What you will do | The answer must be an exact restatement of all the data.

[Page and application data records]
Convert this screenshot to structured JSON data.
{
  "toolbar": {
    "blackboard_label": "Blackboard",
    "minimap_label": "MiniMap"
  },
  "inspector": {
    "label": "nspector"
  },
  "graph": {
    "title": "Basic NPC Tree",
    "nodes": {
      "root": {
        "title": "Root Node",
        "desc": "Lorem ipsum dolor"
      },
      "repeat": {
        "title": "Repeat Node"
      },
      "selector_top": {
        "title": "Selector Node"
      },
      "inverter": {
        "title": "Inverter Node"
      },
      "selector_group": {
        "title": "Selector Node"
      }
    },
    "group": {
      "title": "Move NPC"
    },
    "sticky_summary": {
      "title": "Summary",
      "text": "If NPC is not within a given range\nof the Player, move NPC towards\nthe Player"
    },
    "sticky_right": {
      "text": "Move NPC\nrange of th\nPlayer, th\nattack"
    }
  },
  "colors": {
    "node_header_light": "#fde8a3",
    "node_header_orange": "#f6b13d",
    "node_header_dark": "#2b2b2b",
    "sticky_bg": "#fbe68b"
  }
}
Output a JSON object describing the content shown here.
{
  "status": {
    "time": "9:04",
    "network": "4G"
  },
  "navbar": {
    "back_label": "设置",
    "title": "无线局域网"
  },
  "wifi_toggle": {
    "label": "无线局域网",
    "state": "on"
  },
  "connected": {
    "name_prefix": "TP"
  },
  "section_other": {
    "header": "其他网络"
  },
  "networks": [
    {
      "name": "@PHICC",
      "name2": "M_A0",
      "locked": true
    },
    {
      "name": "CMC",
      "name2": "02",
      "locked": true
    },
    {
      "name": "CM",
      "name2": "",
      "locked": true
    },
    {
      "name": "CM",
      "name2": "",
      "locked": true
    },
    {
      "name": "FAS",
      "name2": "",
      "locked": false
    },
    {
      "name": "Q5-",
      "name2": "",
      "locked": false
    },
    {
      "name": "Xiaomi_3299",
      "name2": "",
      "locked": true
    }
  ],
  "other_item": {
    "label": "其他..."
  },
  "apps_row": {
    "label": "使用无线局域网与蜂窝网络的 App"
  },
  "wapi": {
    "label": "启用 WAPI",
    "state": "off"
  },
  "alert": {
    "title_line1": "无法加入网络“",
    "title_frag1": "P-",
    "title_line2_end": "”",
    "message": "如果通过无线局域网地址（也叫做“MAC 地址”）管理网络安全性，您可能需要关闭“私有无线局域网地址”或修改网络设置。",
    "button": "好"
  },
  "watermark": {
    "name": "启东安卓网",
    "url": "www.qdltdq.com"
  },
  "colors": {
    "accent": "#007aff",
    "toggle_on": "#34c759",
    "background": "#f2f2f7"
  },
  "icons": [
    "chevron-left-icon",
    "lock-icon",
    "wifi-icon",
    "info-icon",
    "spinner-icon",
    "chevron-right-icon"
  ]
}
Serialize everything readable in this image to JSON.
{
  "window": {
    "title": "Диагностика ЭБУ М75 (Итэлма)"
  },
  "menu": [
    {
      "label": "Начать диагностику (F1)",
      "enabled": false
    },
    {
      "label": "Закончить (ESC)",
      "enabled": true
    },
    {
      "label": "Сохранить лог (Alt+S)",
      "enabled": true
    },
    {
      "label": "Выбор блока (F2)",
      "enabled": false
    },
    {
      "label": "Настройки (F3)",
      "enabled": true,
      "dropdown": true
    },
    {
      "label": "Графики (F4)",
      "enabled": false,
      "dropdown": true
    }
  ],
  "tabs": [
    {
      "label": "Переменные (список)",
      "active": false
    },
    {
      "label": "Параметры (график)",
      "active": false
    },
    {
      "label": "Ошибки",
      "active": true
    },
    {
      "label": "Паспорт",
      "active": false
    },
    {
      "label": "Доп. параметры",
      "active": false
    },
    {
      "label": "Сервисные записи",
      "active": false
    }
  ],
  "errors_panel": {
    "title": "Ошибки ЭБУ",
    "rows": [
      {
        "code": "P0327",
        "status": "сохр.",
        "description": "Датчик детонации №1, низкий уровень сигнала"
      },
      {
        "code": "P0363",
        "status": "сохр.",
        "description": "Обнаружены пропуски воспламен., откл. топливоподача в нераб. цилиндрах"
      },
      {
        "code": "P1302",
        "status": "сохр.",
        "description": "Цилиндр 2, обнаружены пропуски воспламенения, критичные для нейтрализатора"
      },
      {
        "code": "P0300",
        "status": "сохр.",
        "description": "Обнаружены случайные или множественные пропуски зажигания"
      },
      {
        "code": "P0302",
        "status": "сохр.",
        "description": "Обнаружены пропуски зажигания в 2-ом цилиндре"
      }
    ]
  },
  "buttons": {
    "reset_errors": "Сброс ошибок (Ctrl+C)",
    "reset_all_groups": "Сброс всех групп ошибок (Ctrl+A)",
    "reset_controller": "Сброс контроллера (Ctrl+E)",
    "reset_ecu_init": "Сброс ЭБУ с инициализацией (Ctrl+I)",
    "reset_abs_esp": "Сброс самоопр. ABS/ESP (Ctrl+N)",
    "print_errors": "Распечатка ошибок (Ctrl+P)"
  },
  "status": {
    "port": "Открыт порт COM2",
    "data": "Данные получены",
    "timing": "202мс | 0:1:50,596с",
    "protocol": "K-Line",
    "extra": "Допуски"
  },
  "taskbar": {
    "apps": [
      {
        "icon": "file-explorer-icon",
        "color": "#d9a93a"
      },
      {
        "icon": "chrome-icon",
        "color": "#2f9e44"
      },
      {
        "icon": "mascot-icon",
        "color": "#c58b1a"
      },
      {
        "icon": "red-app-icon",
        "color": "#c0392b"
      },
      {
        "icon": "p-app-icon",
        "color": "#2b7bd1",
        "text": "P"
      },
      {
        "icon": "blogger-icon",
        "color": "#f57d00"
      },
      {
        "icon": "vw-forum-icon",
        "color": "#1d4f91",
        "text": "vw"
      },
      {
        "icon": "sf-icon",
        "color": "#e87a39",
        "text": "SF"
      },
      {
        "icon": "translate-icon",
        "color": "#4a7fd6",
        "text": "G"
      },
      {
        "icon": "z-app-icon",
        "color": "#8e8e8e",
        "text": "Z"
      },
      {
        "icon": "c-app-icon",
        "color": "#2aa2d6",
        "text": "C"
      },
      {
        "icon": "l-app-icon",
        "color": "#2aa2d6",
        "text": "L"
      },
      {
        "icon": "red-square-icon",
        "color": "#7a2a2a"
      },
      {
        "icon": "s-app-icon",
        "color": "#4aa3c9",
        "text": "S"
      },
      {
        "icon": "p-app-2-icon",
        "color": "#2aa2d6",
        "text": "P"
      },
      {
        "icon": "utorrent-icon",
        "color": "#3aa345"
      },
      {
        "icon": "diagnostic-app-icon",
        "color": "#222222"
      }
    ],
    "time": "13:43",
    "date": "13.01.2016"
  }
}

Task response |
Convert this screenshot to structured JSON data.
{
  "toolbar": {
    "blackboard_label": "Blackboard",
    "minimap_label": "MiniMap"
  },
  "inspector": {
    "label": "nspector"
  },
  "graph": {
    "title": "Basic NPC Tree",
    "nodes": {
      "root": {
        "title": "Root Node",
        "desc": "Lorem ipsum dolor"
      },
      "repeat": {
        "title": "Repeat Node"
      },
      "selector_top": {
        "title": "Selector Node"
      },
      "inverter": {
        "title": "Inverter Node"
      },
      "selector_group": {
        "title": "Selector Node"
      }
    },
    "group": {
      "title": "Move NPC"
    },
    "sticky_summary": {
      "title": "Summary",
      "text": "If NPC is not within a given range\nof the Player, move NPC towards\nthe Player"
    },
    "sticky_right": {
      "text": "Move NPC\nrange of th\nPlayer, th\nattack"
    }
  },
  "colors": {
    "node_header_light": "#fde8a3",
    "node_header_orange": "#f6b13d",
    "node_header_dark": "#2b2b2b",
    "sticky_bg": "#fbe68b"
  }
}
Output a JSON object describing the content shown here.
{
  "status": {
    "time": "9:04",
    "network": "4G"
  },
  "navbar": {
    "back_label": "设置",
    "title": "无线局域网"
  },
  "wifi_toggle": {
    "label": "无线局域网",
    "state": "on"
  },
  "connected": {
    "name_prefix": "TP"
  },
  "section_other": {
    "header": "其他网络"
  },
  "networks": [
    {
      "name": "@PHICC",
      "name2": "M_A0",
      "locked": true
    },
    {
      "name": "CMC",
      "name2": "02",
      "locked": true
    },
    {
      "name": "CM",
      "name2": "",
      "locked": true
    },
    {
      "name": "CM",
      "name2": "",
      "locked": true
    },
    {
      "name": "FAS",
      "name2": "",
      "locked": false
    },
    {
      "name": "Q5-",
      "name2": "",
      "locked": false
    },
    {
      "name": "Xiaomi_3299",
      "name2": "",
      "locked": true
    }
  ],
  "other_item": {
    "label": "其他..."
  },
  "apps_row": {
    "label": "使用无线局域网与蜂窝网络的 App"
  },
  "wapi": {
    "label": "启用 WAPI",
    "state": "off"
  },
  "alert": {
    "title_line1": "无法加入网络“",
    "title_frag1": "P-",
    "title_line2_end": "”",
    "message": "如果通过无线局域网地址（也叫做“MAC 地址”）管理网络安全性，您可能需要关闭“私有无线局域网地址”或修改网络设置。",
    "button": "好"
  },
  "watermark": {
    "name": "启东安卓网",
    "url": "www.qdltdq.com"
  },
  "colors": {
    "accent": "#007aff",
    "toggle_on": "#34c759",
    "background": "#f2f2f7"
  },
  "icons": [
    "chevron-left-icon",
    "lock-icon",
    "wifi-icon",
    "info-icon",
    "spinner-icon",
    "chevron-right-icon"
  ]
}
Serialize everything readable in this image to JSON.
{
  "window": {
    "title": "Диагностика ЭБУ М75 (Итэлма)"
  },
  "menu": [
    {
      "label": "Начать диагностику (F1)",
      "enabled": false
    },
    {
      "label": "Закончить (ESC)",
      "enabled": true
    },
    {
      "label": "Сохранить лог (Alt+S)",
      "enabled": true
    },
    {
      "label": "Выбор блока (F2)",
      "enabled": false
    },
    {
      "label": "Настройки (F3)",
      "enabled": true,
      "dropdown": true
    },
    {
      "label": "Графики (F4)",
      "enabled": false,
      "dropdown": true
    }
  ],
  "tabs": [
    {
      "label": "Переменные (список)",
      "active": false
    },
    {
      "label": "Параметры (график)",
      "active": false
    },
    {
      "label": "Ошибки",
      "active": true
    },
    {
      "label": "Паспорт",
      "active": false
    },
    {
      "label": "Доп. параметры",
      "active": false
    },
    {
      "label": "Сервисные записи",
      "active": false
    }
  ],
  "errors_panel": {
    "title": "Ошибки ЭБУ",
    "rows": [
      {
        "code": "P0327",
        "status": "сохр.",
        "description": "Датчик детонации №1, низкий уровень сигнала"
      },
      {
        "code": "P0363",
        "status": "сохр.",
        "description": "Обнаружены пропуски воспламен., откл. топливоподача в нераб. цилиндрах"
      },
      {
        "code": "P1302",
        "status": "сохр.",
        "description": "Цилиндр 2, обнаружены пропуски воспламенения, критичные для нейтрализатора"
      },
      {
        "code": "P0300",
        "status": "сохр.",
        "description": "Обнаружены случайные или множественные пропуски зажигания"
      },
      {
        "code": "P0302",
        "status": "сохр.",
        "description": "Обнаружены пропуски зажигания в 2-ом цилиндре"
      }
    ]
  },
  "buttons": {
    "reset_errors": "Сброс ошибок (Ctrl+C)",
    "reset_all_groups": "Сброс всех групп ошибок (Ctrl+A)",
    "reset_controller": "Сброс контроллера (Ctrl+E)",
    "reset_ecu_init": "Сброс ЭБУ с инициализацией (Ctrl+I)",
    "reset_abs_esp": "Сброс самоопр. ABS/ESP (Ctrl+N)",
    "print_errors": "Распечатка ошибок (Ctrl+P)"
  },
  "status": {
    "port": "Открыт порт COM2",
    "data": "Данные получены",
    "timing": "202мс | 0:1:50,596с",
    "protocol": "K-Line",
    "extra": "Допуски"
  },
  "taskbar": {
    "apps": [
      {
        "icon": "file-explorer-icon",
        "color": "#d9a93a"
      },
      {
        "icon": "chrome-icon",
        "color": "#2f9e44"
      },
      {
        "icon": "mascot-icon",
        "color": "#c58b1a"
      },
      {
        "icon": "red-app-icon",
        "color": "#c0392b"
      },
      {
        "icon": "p-app-icon",
        "color": "#2b7bd1",
        "text": "P"
      },
      {
        "icon": "blogger-icon",
        "color": "#f57d00"
      },
      {
        "icon": "vw-forum-icon",
        "color": "#1d4f91",
        "text": "vw"
      },
      {
        "icon": "sf-icon",
        "color": "#e87a39",
        "text": "SF"
      },
      {
        "icon": "translate-icon",
        "color": "#4a7fd6",
        "text": "G"
      },
      {
        "icon": "z-app-icon",
        "color": "#8e8e8e",
        "text": "Z"
      },
      {
        "icon": "c-app-icon",
        "color": "#2aa2d6",
        "text": "C"
      },
      {
        "icon": "l-app-icon",
        "color": "#2aa2d6",
        "text": "L"
      },
      {
        "icon": "red-square-icon",
        "color": "#7a2a2a"
      },
      {
        "icon": "s-app-icon",
        "color": "#4aa3c9",
        "text": "S"
      },
      {
        "icon": "p-app-2-icon",
        "color": "#2aa2d6",
        "text": "P"
      },
      {
        "icon": "utorrent-icon",
        "color": "#3aa345"
      },
      {
        "icon": "diagnostic-app-icon",
        "color": "#222222"
      }
    ],
    "time": "13:43",
    "date": "13.01.2016"
  }
}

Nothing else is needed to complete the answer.